So, in a way, we shouldn't be surprised that Lancaster is launching a bike share program.  What surprised me, in reading about it, is the degree to which the city is trying to develop a cycling infrastructure.  While I am not always enthusiastic about bike lanes, it seems that planners are at least trying to make them practical:  They lead to places like the train station and there seems to be some notion that a bike lane isn't just a few lines painted on asphalt or concrete.

Almost nobody believes that Donald Trump can actually deliver on his pledges to revive moribund industries.  After all, even if some company decided to build a steel mill or open a coal mine in Pennsylvania or West Virginia, it would be more automated than the ones that closed.  Thus, fewer workers would be employed--and few, if any, of them would be those men in their 50s and 60s who got laid off during the last economic downturn.  Instead, almost anybody who's not a direct adviser to Trump says that such workers should be retrained in the new technologies of the "green" or "greener" industries.  

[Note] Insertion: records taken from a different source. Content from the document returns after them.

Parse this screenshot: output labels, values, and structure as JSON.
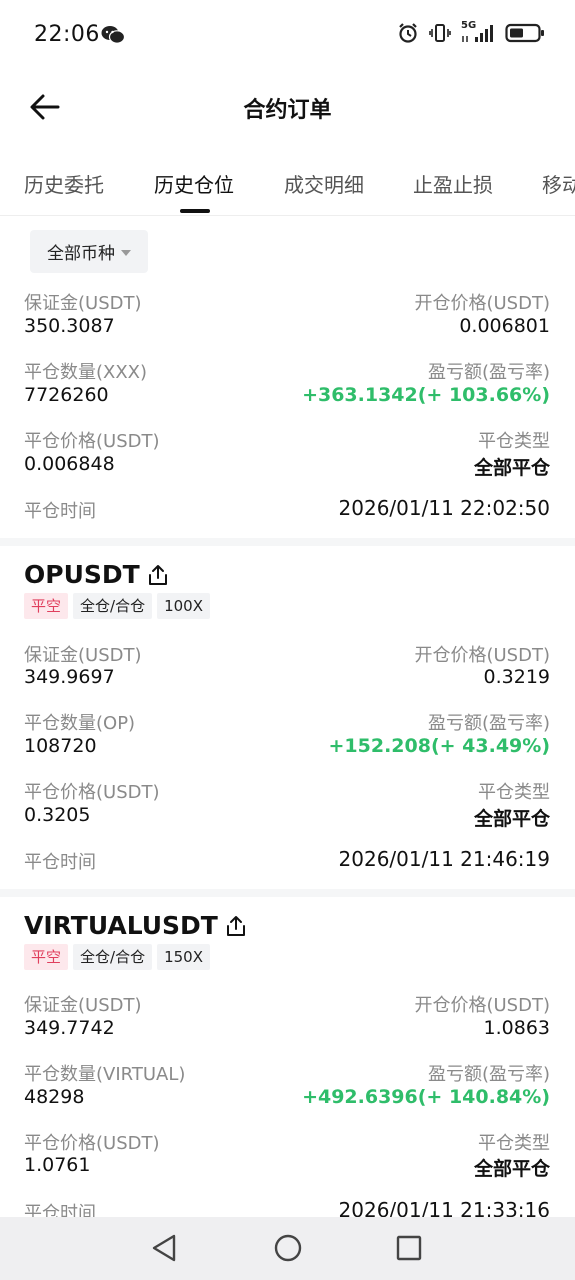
{
  "status_bar": {
    "time": "22:06",
    "network": "5G"
  },
  "header": {
    "title": "合约订单"
  },
  "tabs": [
    {
      "label": "历史委托"
    },
    {
      "label": "历史仓位"
    },
    {
      "label": "成交明细"
    },
    {
      "label": "止盈止损"
    },
    {
      "label": "移动"
    }
  ],
  "filter": {
    "label": "全部币种"
  },
  "labels": {
    "margin": "保证金(USDT)",
    "open_price": "开仓价格(USDT)",
    "pnl": "盈亏额(盈亏率)",
    "close_price": "平仓价格(USDT)",
    "close_type": "平仓类型",
    "close_time": "平仓时间"
  },
  "positions": [
    {
      "close_qty_label": "平仓数量(XXX)",
      "margin": "350.3087",
      "open_price": "0.006801",
      "close_qty": "7726260",
      "pnl": "+363.1342(+ 103.66%)",
      "close_price": "0.006848",
      "close_type": "全部平仓",
      "close_time": "2026/01/11 22:02:50"
    },
    {
      "symbol": "OPUSDT",
      "tags": [
        "平空",
        "全仓/合仓",
        "100X"
      ],
      "close_qty_label": "平仓数量(OP)",
      "margin": "349.9697",
      "open_price": "0.3219",
      "close_qty": "108720",
      "pnl": "+152.208(+ 43.49%)",
      "close_price": "0.3205",
      "close_type": "全部平仓",
      "close_time": "2026/01/11 21:46:19"
    },
    {
      "symbol": "VIRTUALUSDT",
      "tags": [
        "平空",
        "全仓/合仓",
        "150X"
      ],
      "close_qty_label": "平仓数量(VIRTUAL)",
      "margin": "349.7742",
      "open_price": "1.0863",
      "close_qty": "48298",
      "pnl": "+492.6396(+ 140.84%)",
      "close_price": "1.0761",
      "close_type": "全部平仓",
      "close_time": "2026/01/11 21:33:16"
    }
  ],
  "colors": {
    "profit_green": "#2fbd6a",
    "short_tag_red": "#e0405e"
  }
}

It's not as much of a stretch as one might think:  People in industrial and rural areas tend to have more mechanical, and other practical, skills than MBAs or lawyers.  If we think of bicycles as part of the "green" economy, it's not hard to imagine employing workers from a variety of other industries--or simply folks who don't have the aptitude or desire for university--in them.  

One might say that nearby Reading--which I described in an earlier post--is attempting to do that, if on a small scale, with its efforts to make cycling more accessible for the working-class, poor and unemployed of that city.  Such efforts almost inevitably involve employing, directly or indirectly, the very people such programs try to put on bikes.  Perhaps something similar will happen in Lancaster.  If nothing else, as in Reading, Lancaster's new bike share program and infrastructure could make cycling affordable and practical for people who could benefit from it.


  1. Kudos to Lancaster for making bike lanes that actually go somewhere. Some of the most beautiful lanes I see around here are inside McMansion subdivisions. They don't go anywhere but rather wind around aimlessly inside. I prefer to think of them as yuppie mazes. I think the lack of outside connection is discourage the unwashed masses from cutting through and also the people who live there would never consider using a bike to actually go SOMEWHERE.

  2. Phillip--"Yuppie mazes" is a great name for those beautiful lanes that go nowhere. I've seen too many of them.